Every developer who has created a plugin has already created a Symfony bundle. All Shopware plugins are extending from a Shopware bundle class which extends from the Symfony bundle. You might now ask yourself: when plugins are bundles, why did you write this blog post? First, let’s list the differences of a plugin and the two types of bundles:

FeaturePluginShopware BundleSymfony Bundle
modifying Shopware✔️✔️✔️
can have migrations✔️✔️
can be a theme✔️✔️
can modify admin / storefront with js/css✔️✔️
can be installed, uninstalled (lifecyle)✔️
can be managed by the shop owner in administration✔️

The benefits of working with a Bundle

Having less features is sometimes better. As an agency, you don’t want the shop owner to manage your custom built extensions. The lifecycle of plugins is intended mostly for store distribution and often irrelevant in a custom built environment.
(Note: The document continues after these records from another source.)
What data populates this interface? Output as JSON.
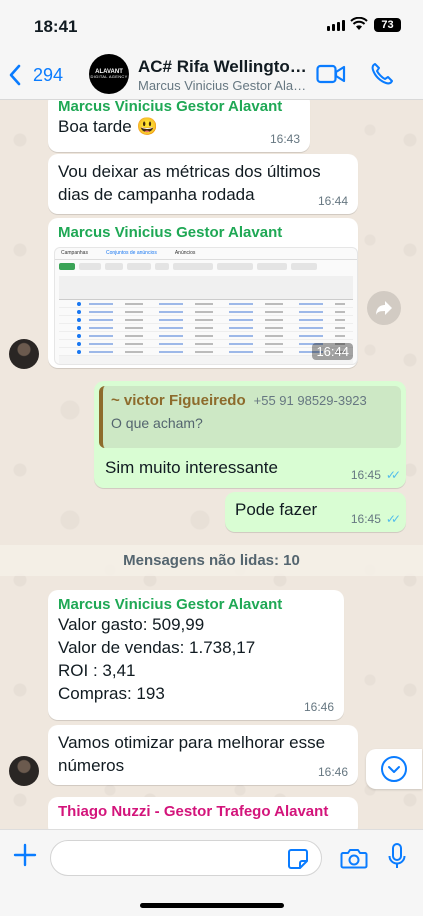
{
  "status_bar": {
    "time": "18:41",
    "battery": "73"
  },
  "header": {
    "back_count": "294",
    "avatar_text": "ALAVANT",
    "avatar_subtext": "DIGITAL AGENCY",
    "title": "AC# Rifa Wellington...",
    "subtitle": "Marcus Vinicius Gestor Alavant, Thiago Nuzzi..."
  },
  "messages": [
    {
      "sender": "Marcus Vinicius Gestor Alavant",
      "text": "Boa tarde 😃",
      "time": "16:43"
    },
    {
      "text_line1": "Vou deixar as métricas dos últimos",
      "text_line2": "dias de campanha rodada",
      "time": "16:44"
    },
    {
      "sender": "Marcus Vinicius Gestor Alavant",
      "time": "16:44",
      "thumb_tabs": [
        "Campanhas",
        "Conjuntos de anúncios",
        "Anúncios"
      ]
    },
    {
      "quote_name": "~ victor Figueiredo",
      "quote_phone": "+55 91 98529-3923",
      "quote_text": "O que acham?",
      "text": "Sim muito interessante",
      "time": "16:45"
    },
    {
      "text": "Pode fazer",
      "time": "16:45"
    },
    {
      "sender": "Marcus Vinicius Gestor Alavant",
      "lines": [
        "Valor gasto: 509,99",
        "Valor de vendas: 1.738,17",
        "ROI : 3,41",
        "Compras: 193"
      ],
      "time": "16:46"
    },
    {
      "text_line1": "Vamos otimizar para melhorar esse",
      "text_line2": "números",
      "time": "16:46"
    },
    {
      "sender": "Thiago Nuzzi - Gestor Trafego Alavant"
    }
  ],
  "unread_label": "Mensagens não lidas: 10",
  "input": {
    "placeholder": ""
  },
  "colors": {
    "accent": "#0a7cff",
    "sender_green": "#1fa855",
    "sender_pink": "#d3147b",
    "outgoing": "#d9fdd3"
  }
}
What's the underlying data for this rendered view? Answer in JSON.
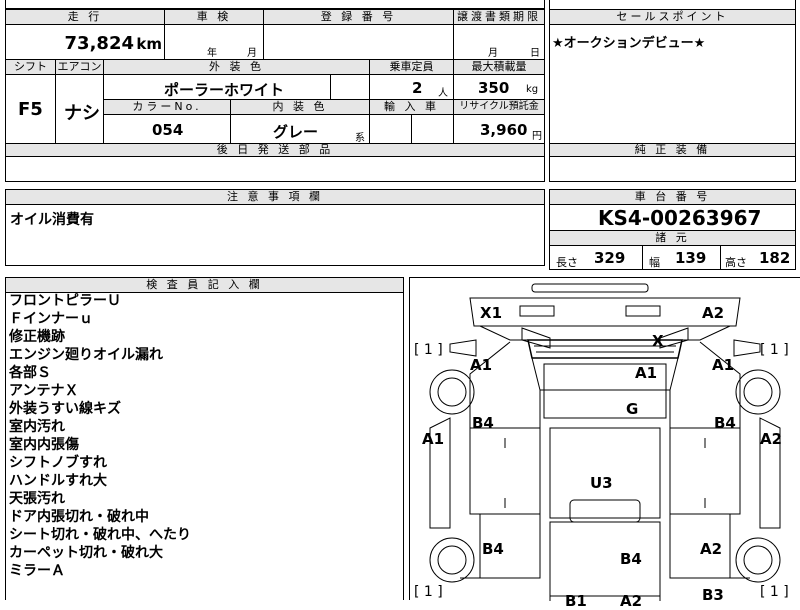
{
  "top_row": {
    "mileage_header": "走 行",
    "inspection_header": "車 検",
    "registration_header": "登 録 番 号",
    "transfer_header": "譲渡書類期限",
    "sales_point_header": "セールスポイント"
  },
  "vehicle": {
    "mileage": "73,824",
    "mileage_unit": "km",
    "inspection_year_unit": "年",
    "inspection_month_unit": "月",
    "transfer_month_unit": "月",
    "transfer_day_unit": "日",
    "shift_header": "シフト",
    "aircon_header": "エアコン",
    "exterior_header": "外 装 色",
    "capacity_header": "乗車定員",
    "max_load_header": "最大積載量",
    "shift": "F5",
    "aircon": "ナシ",
    "exterior_color": "ポーラーホワイト",
    "capacity": "2",
    "capacity_unit": "人",
    "max_load": "350",
    "max_load_unit": "kg",
    "color_no_header": "カラーNo.",
    "interior_header": "内 装 色",
    "import_header": "輸 入 車",
    "recycle_header": "リサイクル預託金",
    "color_no": "054",
    "interior_color": "グレー",
    "interior_suffix": "系",
    "recycle_fee": "3,960",
    "recycle_unit": "円",
    "later_parts_header": "後 日 発 送 部 品",
    "genuine_header": "純 正 装 備"
  },
  "sales_point": "★オークションデビュー★",
  "caution": {
    "header": "注 意 事 項 欄",
    "text": "オイル消費有"
  },
  "chassis": {
    "header": "車 台 番 号",
    "number": "KS4-00263967",
    "dims_header": "諸 元",
    "length_label": "長さ",
    "length": "329",
    "width_label": "幅",
    "width": "139",
    "height_label": "高さ",
    "height": "182"
  },
  "inspector": {
    "header": "検 査 員 記 入 欄",
    "notes": [
      "フロントピラーＵ",
      "Ｆインナーｕ",
      "修正機跡",
      "エンジン廻りオイル漏れ",
      "各部Ｓ",
      "アンテナＸ",
      "外装うすい線キズ",
      "室内汚れ",
      "室内内張傷",
      "シフトノブすれ",
      "ハンドルすれ大",
      "天張汚れ",
      "ドア内張切れ・破れ中",
      "シート切れ・破れ中、へたり",
      "カーペット切れ・破れ大",
      "ミラーＡ"
    ]
  },
  "diagram": {
    "bracket_tl": "[ 1 ]",
    "bracket_tr": "[ 1 ]",
    "bracket_bl": "[ 1 ]",
    "bracket_br": "[ 1 ]",
    "marks": {
      "x1": "X1",
      "a2_top": "A2",
      "x_roof": "X",
      "a1_left": "A1",
      "a1_center": "A1",
      "a1_right": "A1",
      "g": "G",
      "b4_left": "B4",
      "b4_right": "B4",
      "a1_side": "A1",
      "a2_side": "A2",
      "u3": "U3",
      "b4_lower_left": "B4",
      "b4_lower_center": "B4",
      "a2_lower_right": "A2",
      "b1": "B1",
      "a2_bottom": "A2",
      "b3": "B3"
    }
  }
}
When you make changes to a project, you want your code to be active always, regardless of the state of the shop. This makes Shopware updates smoother as well, as the upgrade process runs without plugins your code will still run. This solves theme compile issues during update process, e.g. The loading order of the bundles can be fix configured in the config/bundles.php file to fix bundle dependency issues. Also you could store the entire code in the template of the Shopware 6 project.

What’s about tasks that usually happen during install / update?
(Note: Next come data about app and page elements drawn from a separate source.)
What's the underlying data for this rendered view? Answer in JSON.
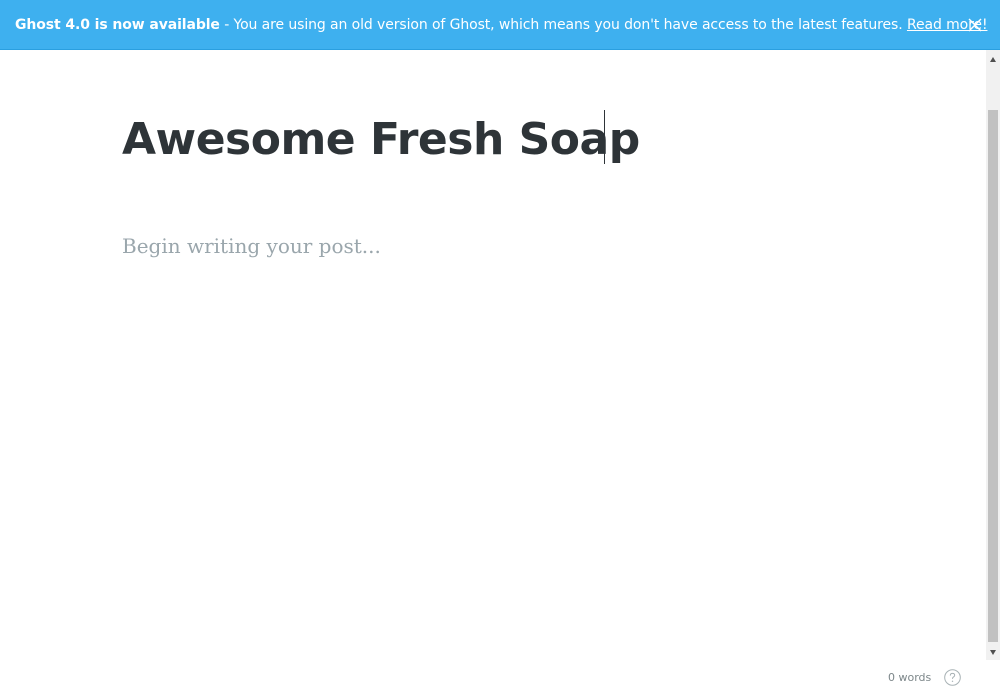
{
  "banner": {
    "headline": "Ghost 4.0 is now available",
    "message": " - You are using an old version of Ghost, which means you don't have access to the latest features. ",
    "link_label": "Read more!",
    "close_icon": "close-icon",
    "background_color": "#3eb0ef"
  },
  "editor": {
    "title_value": "Awesome Fresh Soap",
    "body_placeholder": "Begin writing your post...",
    "word_count": "0 words",
    "help_icon": "question-mark-icon"
  }
}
If your bundle extends from Shopware bundle, your bundle will automatically register itself to the migration system. So you can write migrations as usual and run them in the CLI using the database:migrate command. Shopware also keeps track of extending the Administration etc. For tasks like creating entities, you could implement an simple command, which does it for you. It’s also easier to test a command instead a entire plugin lifecycle.

Bundle as a Theme?

A bundle can be also a theme in Shopware. You just need to implement the ThemeInterface like here and run theme:refresh in the console later.

How does the Bundle integrate itself?

The bundle can be integrated like usual in Symfony, in the config/packages.php file. You could integrate your Bundle code into the src folder of the Shopware 6 production template and register a new namespace in the project composer.json

One Bundle per project or multiple ones?

I personally recommend creating one bundle for the entire project and splitting it by core components like Checkout, Framework and Content. The theme even should be inside this bundle to reduce the headache regarding decorator priorities in the DI, or order of templates. You should do what fits best to your development workflow and talk with your team.

In what cases should I prefer plugins?

  • In case you want to offer it in the Shopware store
  • In case you need to toggle your plugin during runtime, without a new deployment
  • In case you need the config.xml plugin configuration feature.
    • A alternative way is to use Symfony configuration or create a own admin module with sw-config which can render also a config.xml

Conclusion

We used this pattern last year on the Shopware Downtown project and it was a neat way to extend Shopware 6. It made the deployment a lot easier for us, as we didn’t have to think about plugin installation or update stuff. The new devs didn’t have to install or activate plugins. Our own migrations did run together with the setup process. The code of the project is public, make your own opinon.